Accepting the award, Acosta paid homage to his immigrant parents who, despite living in poverty and its “resulting despair,” believed that “a life well-lived necessarily includes the value of education, excellence, and service to others,” he said, adding that receiving the Medal for Excellence not only honors him but also “my parents’ sacrifice and vision of a better future for their six children in a place where justice is not swayed by the caprice of those in power, and the rule of law is not just an abstract or empty concept but a living principle that structures our lives and undergirds our democracy.”

Acosta also spoke movingly about the influence of his alma mater on his life. “Columbia Law School gave me the tools to make a difference not only in bolstering the socioeconomic and political aspirations of my growing Latino community, but in my broader and loftier goals to do justice in our wonderful society under the rule of law,” he said. “So Columbia gave meaning to what I often heard: that the goal of law school is not only to safeguard rights, prevent abuses, and deter wrongdoing but also to create the conditions in which the talents and energies of a diverse citizenry can thrive.”

A Visionary Philanthropist
Alia Tutor ’00 accepts the Medal for Excellence.

“As president of the Alia Tutor Family Foundation, Alia embodies the spirit of altruism and service, with a keen sense of purpose and a deep understanding of the power of collective action,” said Dean Lester before presenting the Medal for Excellence to Tutor. 

Dean Lester shared how Tutor’s deep and abiding personal affection for Columbia Law inspired her to establish the Sidney J. Feltenstein 1926 Scholarship Fund, named for her grandfather, as well as her leadership gift to support the library renovation. “Recognizing the vital role that the library played in her own academic journey, she saw an opportunity to pay it forward and ensure that others would have access to our world-class resources and facilities, and we knew her leadership would inspire others to participate,” Dean Lester said. “Working with Alia has been a joy. She is brilliant. She is funny. She is empathic, and she’s very wise.”

The Dean also lauded Tutor for her volunteer support in her home city, Los Angeles, where she lives with her husband and children. She cited Tutor’s service on the board of directors for Children’s Hospital Los Angeles (CHLA) and the CHLA Foundation Board of Trustees, as well as on the USC president’s council and as an inaugural member of the Keck Medicine of USC Board of Councilors. 

Accepting the Medal for Excellence, Tutor explained why the library renovation project is so meaningful. “As a young law student, I felt most invigorated in the library, surrounded by decades of living knowledge, the warmth and collegiality of my classmates, and the openness to new ideas and other points of view,” she said. “To me, that is what this landmark project is all about: providing a modern and reimagined venue for new generations of law students to convene, to expand, to provoke, and to be inspired.”

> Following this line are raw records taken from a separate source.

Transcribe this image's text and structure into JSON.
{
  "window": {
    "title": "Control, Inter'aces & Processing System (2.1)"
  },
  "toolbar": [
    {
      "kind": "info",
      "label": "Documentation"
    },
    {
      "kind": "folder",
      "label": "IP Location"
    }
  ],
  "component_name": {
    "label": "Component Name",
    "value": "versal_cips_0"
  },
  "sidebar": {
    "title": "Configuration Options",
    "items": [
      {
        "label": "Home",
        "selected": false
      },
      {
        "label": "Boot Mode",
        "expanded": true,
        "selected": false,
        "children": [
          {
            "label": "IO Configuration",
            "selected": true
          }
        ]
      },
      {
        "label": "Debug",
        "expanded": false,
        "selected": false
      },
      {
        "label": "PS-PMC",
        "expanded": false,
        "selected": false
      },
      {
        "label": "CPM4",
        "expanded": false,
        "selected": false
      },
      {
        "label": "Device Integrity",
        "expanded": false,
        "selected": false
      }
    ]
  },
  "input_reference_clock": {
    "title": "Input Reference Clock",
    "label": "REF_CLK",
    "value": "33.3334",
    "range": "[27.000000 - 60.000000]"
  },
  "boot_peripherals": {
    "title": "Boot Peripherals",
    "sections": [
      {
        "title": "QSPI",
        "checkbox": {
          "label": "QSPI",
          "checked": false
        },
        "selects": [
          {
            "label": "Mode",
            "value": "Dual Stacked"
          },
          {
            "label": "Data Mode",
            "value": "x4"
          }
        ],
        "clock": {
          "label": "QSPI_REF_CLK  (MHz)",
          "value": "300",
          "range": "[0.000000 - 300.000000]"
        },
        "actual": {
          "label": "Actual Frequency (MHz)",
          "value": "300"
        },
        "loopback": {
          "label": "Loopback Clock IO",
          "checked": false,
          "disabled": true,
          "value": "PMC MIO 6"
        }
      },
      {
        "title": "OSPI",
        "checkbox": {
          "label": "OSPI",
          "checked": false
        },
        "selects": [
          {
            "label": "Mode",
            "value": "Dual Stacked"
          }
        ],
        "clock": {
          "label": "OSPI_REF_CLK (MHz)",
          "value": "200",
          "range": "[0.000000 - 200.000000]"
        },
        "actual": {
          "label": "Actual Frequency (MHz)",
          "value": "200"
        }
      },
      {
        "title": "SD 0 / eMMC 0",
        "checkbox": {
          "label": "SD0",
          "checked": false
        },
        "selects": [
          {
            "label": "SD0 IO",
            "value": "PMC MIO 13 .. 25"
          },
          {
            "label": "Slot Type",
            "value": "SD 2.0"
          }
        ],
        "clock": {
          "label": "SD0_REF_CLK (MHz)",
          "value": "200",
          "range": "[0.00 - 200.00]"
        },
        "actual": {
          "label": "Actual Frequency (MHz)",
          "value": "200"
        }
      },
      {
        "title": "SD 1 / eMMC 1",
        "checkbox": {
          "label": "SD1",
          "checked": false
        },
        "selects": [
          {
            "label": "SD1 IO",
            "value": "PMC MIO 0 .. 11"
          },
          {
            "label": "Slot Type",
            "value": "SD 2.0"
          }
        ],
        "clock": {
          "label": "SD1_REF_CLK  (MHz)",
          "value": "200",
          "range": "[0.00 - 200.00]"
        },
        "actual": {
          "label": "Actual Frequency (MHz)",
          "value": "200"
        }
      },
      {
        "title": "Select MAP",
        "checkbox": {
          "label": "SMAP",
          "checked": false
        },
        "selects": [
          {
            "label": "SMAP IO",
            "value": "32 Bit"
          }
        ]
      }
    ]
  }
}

In closing, Tutor expressed appreciation for her family, particularly her mother, Lisa, her aunt, Ellen, and her grandmother, Marie. “Through their strength, their perseverance, their love and kindness, they showed me what it truly means to be a strong woman,” she said, “and I will forever be grateful.”